**** MATERIAL FOR THIS EXERCISE ****

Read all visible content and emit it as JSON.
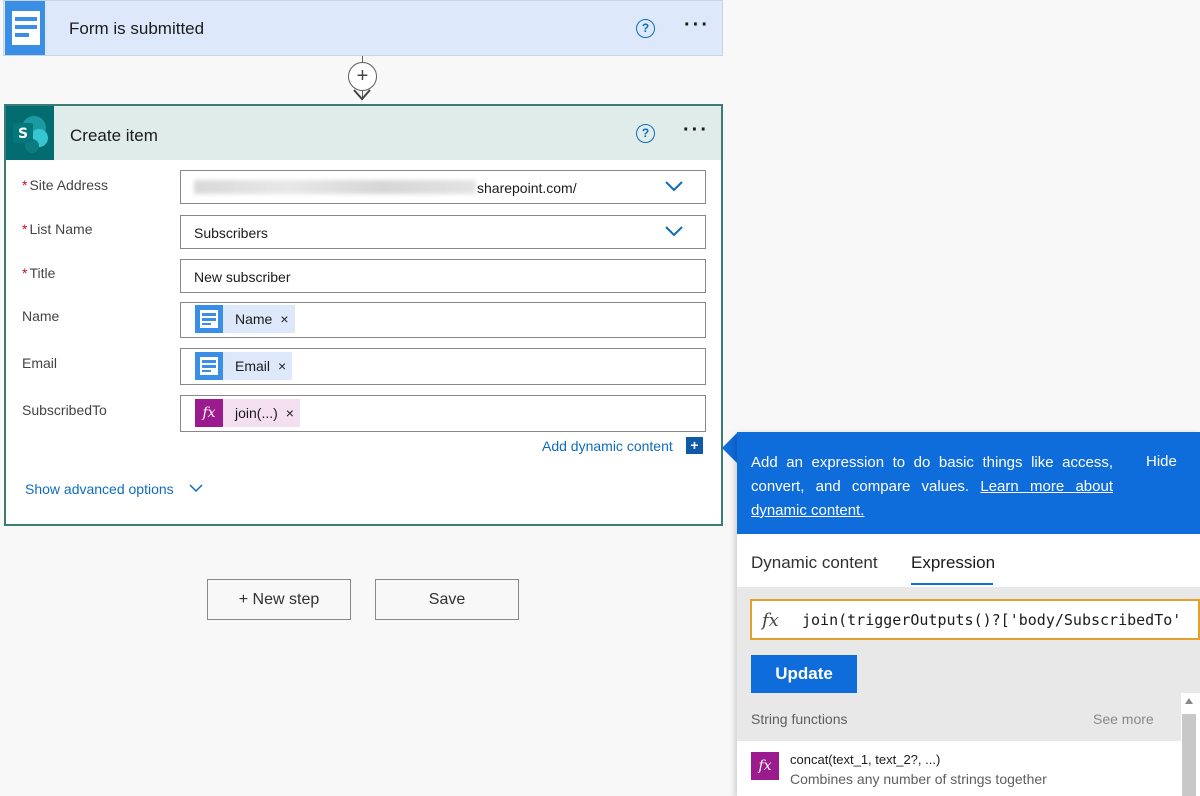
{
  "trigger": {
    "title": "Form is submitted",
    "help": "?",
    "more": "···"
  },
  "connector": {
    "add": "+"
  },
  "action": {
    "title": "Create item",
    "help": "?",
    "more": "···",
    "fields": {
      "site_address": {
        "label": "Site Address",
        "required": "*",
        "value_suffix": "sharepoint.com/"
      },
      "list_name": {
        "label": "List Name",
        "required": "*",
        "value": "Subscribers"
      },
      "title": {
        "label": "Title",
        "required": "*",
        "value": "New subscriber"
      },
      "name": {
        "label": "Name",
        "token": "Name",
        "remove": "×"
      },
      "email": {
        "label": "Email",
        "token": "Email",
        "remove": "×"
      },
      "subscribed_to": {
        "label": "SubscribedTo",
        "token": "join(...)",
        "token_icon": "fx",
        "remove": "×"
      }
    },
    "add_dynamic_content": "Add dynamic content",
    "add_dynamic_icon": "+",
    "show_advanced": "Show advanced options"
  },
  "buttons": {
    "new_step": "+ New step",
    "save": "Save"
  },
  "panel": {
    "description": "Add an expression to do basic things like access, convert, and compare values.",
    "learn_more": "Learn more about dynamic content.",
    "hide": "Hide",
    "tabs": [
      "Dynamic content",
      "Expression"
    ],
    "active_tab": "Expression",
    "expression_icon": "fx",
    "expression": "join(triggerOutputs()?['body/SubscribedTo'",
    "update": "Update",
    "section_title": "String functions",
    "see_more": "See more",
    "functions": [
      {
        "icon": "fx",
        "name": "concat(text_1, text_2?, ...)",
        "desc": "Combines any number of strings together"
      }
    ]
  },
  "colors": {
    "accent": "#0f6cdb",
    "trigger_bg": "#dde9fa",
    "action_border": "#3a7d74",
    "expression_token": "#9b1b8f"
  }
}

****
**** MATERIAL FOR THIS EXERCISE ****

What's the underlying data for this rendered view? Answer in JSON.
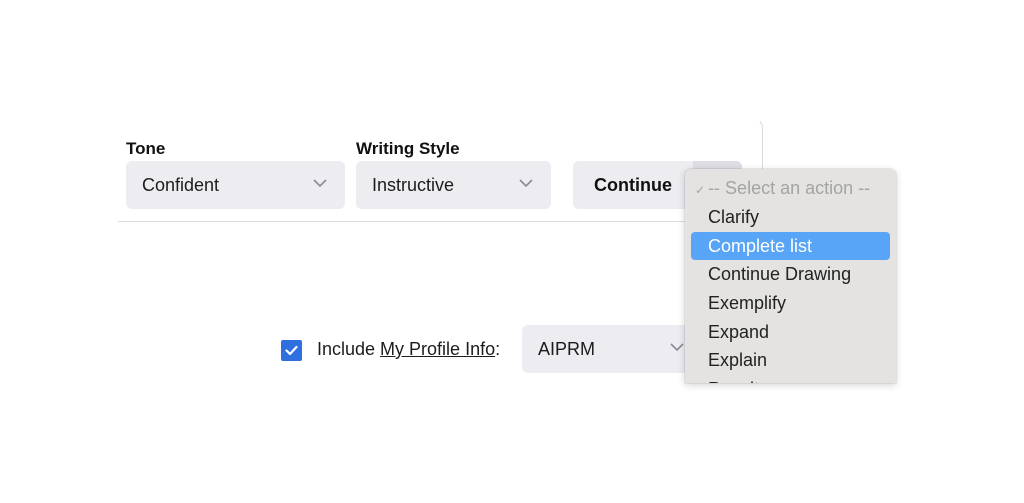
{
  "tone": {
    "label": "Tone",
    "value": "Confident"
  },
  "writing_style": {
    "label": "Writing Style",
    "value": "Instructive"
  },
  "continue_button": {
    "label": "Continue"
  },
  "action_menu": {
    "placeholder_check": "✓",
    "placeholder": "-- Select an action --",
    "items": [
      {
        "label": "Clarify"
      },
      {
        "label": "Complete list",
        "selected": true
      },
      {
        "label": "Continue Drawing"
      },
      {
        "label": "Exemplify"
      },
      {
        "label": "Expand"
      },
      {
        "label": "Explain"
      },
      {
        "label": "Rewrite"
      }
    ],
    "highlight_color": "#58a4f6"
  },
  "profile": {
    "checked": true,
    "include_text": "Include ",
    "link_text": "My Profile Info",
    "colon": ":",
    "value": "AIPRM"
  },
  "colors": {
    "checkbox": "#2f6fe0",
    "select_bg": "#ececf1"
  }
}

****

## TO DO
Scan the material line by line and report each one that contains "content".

## SOLUTION FOR THIS TASK
Read all visible content and emit it as JSON.
    "add_dynamic_content": "Add dynamic content",
    "learn_more": "Learn more about dynamic content.",
      "Dynamic content",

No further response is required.